#### [App and web page records]
- Opening Delimiter -

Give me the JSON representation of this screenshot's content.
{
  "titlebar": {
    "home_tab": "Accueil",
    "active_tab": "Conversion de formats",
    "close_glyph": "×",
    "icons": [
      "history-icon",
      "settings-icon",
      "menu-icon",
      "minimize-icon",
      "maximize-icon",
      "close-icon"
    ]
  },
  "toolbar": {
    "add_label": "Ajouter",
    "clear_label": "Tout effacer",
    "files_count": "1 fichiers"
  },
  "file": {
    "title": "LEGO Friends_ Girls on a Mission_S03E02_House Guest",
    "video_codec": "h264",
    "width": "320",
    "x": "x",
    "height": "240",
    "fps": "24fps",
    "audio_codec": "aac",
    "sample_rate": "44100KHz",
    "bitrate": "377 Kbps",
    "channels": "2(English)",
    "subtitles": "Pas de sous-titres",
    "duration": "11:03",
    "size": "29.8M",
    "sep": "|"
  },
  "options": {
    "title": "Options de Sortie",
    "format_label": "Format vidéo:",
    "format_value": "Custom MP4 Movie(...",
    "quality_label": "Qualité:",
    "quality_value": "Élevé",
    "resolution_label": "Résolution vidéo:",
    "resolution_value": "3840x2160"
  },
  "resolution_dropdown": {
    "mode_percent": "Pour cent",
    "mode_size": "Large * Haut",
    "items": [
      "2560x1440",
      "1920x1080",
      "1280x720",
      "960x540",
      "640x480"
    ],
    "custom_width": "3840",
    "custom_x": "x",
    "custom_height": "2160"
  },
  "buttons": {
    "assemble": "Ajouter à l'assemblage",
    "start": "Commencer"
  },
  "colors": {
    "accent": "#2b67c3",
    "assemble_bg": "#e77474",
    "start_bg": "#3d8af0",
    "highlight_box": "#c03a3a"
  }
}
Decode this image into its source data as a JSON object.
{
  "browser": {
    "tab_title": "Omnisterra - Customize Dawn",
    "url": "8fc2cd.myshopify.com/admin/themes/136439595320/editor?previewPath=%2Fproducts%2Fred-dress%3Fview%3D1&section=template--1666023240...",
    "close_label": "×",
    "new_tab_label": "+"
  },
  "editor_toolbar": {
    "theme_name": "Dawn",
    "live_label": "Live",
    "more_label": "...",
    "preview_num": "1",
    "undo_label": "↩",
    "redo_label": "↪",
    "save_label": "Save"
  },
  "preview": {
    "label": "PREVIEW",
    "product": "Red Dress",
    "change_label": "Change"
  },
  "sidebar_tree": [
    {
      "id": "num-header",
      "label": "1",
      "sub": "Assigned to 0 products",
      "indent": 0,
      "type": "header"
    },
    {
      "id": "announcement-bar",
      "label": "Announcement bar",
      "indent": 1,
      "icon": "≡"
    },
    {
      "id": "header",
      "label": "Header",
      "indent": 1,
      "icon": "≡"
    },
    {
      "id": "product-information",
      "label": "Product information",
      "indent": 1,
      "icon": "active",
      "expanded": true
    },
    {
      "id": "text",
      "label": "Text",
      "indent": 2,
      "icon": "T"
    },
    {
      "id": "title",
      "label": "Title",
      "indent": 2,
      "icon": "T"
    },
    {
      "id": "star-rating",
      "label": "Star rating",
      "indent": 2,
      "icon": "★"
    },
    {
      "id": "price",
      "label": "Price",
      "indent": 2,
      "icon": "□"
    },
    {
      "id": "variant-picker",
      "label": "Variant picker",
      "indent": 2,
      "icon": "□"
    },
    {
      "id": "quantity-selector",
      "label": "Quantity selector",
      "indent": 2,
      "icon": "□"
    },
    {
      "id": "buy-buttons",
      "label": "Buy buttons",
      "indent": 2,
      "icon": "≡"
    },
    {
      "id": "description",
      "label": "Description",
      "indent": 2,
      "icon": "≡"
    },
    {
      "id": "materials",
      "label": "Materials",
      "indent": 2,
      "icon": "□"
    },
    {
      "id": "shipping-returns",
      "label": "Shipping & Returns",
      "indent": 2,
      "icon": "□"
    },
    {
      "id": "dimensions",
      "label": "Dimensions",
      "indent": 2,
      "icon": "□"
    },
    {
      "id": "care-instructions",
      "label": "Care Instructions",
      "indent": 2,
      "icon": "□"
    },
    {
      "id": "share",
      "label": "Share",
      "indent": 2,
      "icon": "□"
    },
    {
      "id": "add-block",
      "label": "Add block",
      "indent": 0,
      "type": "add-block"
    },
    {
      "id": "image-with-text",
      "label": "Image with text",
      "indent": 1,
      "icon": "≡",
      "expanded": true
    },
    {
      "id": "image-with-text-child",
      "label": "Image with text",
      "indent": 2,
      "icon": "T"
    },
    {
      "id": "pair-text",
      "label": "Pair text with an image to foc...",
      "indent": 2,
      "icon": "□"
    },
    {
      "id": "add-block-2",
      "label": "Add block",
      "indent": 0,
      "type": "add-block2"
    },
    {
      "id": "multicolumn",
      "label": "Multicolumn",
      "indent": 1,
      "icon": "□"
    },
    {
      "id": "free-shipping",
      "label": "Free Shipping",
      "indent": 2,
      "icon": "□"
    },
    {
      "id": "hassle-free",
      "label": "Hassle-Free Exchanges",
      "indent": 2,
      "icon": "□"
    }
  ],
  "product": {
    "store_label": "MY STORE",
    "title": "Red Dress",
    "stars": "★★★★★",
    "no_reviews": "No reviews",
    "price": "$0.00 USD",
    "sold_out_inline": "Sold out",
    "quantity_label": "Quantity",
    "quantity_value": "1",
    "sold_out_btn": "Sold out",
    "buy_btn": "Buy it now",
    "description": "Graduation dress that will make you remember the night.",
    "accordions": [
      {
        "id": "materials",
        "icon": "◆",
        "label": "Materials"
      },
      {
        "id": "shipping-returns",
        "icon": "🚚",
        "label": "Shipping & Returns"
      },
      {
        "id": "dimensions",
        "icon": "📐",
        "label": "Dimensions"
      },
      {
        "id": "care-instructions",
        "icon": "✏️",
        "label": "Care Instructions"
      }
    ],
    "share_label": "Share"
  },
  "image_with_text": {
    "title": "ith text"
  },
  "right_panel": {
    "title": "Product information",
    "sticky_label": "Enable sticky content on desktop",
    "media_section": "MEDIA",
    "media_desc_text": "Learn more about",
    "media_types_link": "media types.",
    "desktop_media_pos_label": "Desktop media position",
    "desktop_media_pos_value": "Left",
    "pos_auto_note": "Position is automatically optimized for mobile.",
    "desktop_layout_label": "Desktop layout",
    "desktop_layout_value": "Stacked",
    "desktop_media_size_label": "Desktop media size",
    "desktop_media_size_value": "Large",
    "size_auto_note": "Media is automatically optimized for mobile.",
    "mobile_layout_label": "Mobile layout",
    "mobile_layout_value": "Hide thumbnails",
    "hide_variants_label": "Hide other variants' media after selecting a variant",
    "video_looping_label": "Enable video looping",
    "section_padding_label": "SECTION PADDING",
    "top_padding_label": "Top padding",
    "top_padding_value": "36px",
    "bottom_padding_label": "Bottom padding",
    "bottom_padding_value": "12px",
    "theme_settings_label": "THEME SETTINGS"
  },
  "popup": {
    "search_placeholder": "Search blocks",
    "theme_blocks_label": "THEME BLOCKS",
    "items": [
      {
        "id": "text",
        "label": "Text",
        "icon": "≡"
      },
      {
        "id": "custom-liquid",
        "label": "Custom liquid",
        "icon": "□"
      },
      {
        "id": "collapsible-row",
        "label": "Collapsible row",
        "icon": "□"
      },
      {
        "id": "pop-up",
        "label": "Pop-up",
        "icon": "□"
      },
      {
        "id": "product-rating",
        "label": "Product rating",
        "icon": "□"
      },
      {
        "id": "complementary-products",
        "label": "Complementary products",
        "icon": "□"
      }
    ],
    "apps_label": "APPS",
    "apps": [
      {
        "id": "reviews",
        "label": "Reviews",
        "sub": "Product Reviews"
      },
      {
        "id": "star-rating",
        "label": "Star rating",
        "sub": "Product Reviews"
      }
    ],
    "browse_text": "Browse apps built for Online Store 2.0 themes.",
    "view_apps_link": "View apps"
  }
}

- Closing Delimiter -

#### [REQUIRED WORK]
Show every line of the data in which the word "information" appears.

#### [SOLUTION TO THE PROBLEM]
      "id": "product-information",
      "label": "Product information",
    "title": "Product information",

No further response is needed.